Banana Blossom & Lime Scented Tortilla Soup with Grilled Poblanos & Bell Pepper
Updated: Nov 19, 2021
Originally, I planned this soup to be based around jackfruit, but Ooops! Turns out, I thought my can of banana blossom was jackfruit. To be fair, both the jackfruit and banana blossom I purchase come from the same brand which has very similar packaging on the label and size of the can. That said, when I pulled out the can ready to include in my dish, and saw it was a completely different ingredient than I "wanted," I didn't have high hopes it would be a good substitute for my plan here. All I can say is thank goodness I messed that up! The banana blossom is fantastic in this recipe and honestly looks like shredded chicken for your eat-eating folk! Previously, I had always heard of banana blossom as a great "fish" alternative, but truly, I thought it looked and tasted more like shredded chicken in this soup (of course take that with a grain of salt (pun intended); I haven't had shredded chicken in several years so...).
This soup is a great mix on Mexican-Spanish flavors and is citrus forward so it's nice and light for summer while still giving you heady doses of vegetables (which I grill for more summer "flair") and spices. I used a local (Co-Op Sauce) hot sauce that I adore (and that supports the community!) but feel free to sub your personal favorite - really any sauce with some heat & smoky flavors will present well here.

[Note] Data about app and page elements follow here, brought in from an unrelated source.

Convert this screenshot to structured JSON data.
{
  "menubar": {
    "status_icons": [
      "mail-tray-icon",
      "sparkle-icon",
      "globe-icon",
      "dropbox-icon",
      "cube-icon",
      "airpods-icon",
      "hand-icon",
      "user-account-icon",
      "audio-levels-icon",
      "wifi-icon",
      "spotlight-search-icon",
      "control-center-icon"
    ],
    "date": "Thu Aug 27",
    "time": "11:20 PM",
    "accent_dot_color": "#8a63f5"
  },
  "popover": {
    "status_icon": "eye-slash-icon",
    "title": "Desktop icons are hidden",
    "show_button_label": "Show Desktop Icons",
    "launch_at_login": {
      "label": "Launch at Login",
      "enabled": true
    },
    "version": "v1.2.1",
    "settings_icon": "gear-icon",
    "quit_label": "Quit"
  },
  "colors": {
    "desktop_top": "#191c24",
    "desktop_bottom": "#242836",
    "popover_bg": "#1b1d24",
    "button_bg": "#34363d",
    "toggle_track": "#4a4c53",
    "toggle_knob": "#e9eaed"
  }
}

Sustainability Spotlight: Usually a "throw away" item, banana blossom is the a tear-drop shaped flower at the end of a banana fruit cluster. Heretofore, it had not been materially utilized as an ingredient in food recipes nor widely accessible by home cooks and was simply discarded when the banana clusters were harvested. But, it turns out, the banana blossom packs a powerful and potent nutritional profile. Not only does the banana blossom have properties that boost mood and reduce anxiety, the flower can increase the levels of red blood cells and potentially combat iron deficiency anemia (definitely helpful for vegans and women alike whom have a tendency (more than men) to have periods of anemia during their monthly cycle. The best part for the ladies? - banana blossom can aid in reducing symptoms of PMS (like abdominal cramps, or mood changes) and increase lactation flow for breast-feeding. These conclusions are still being researched, but the initial findings are very promising for women's health especially! So, using banana blossoms more not only makes the waste less for this flower (using the full of the banana harvesting process to our benefit) but also can aid in improving our health naturally. That's worth incorporating into our recipes at home, no? Facts derived from Netmeds.com.
2 tbsp avocado oil
1/2 large red onion (chopped)
1 large carrot (not peeled & chopped)
3 garlic cloves (minced)
1 can banana blossoms (rinsed, drained & coarsely chopped)
2 tbsp hot sauce (I used Co-Op Sauce Chchcherrybomb)
1/2 tsp black pepper
1 tsp each of the following spices:
2 poblano peppers (grilled, then de-seeded & chopped)
1 bell pepper (grilled, then de-seeded & chopped)
1 can fire-roasted tomatoes
2 limes (one zested; both juiced)
4 cups vegetable broth (or stock)
1/2 cup crushed tortilla chips
1 handful cilantro (chopped)
In a large Dutch-oven (5-quart), heat avocado oil over medium-high heat. Once the oil shimmers, add onion and sauté until golden (~4 minutes).
Next, add garlic, carrots and banana blossom to the Dutch oven; sauté for another 6-7 minutes.
While the indoor vegetables are cooking, pre-heat grill on high. Add poblano & bell pepper directly onto grates and grill 2 minutes each side until both looks slightly charred / blistered. Remove from heat and bring inside; set aside to cool slightly.
Add all seasonings (hot sauce through cayenne pepper) to the vegetables in the Dutch oven, and stir until fragrant (~1 minute).
Now, add stock to deglaze the pan, stirring to scrape up all the browned bits in the bottom. Now add the fire-roasted tomatoes and bring the mixture to a boil.
While you are waiting for the soup to come to a boil, de-stem & de-seed the bell pepper and poblanos. Chop and add to the soup.
Once the soup comes up to a boil, add the crushed tortilla chips and 1 lime (juiced); reduce heat, cover and simmer ~8 minutes.
Remove soup from heat and stir in lime zest, other lime, and cilantro.
Serve soup ladled into bowls with extra cilantro and lime wedges. I hope you enjoy this recipe as much as we did (even on a hot night). The soup enhances as the flavors marinate and will make lovely lunches for the week as well; enjoy!
With love & hope for a better future for all of us - Jamie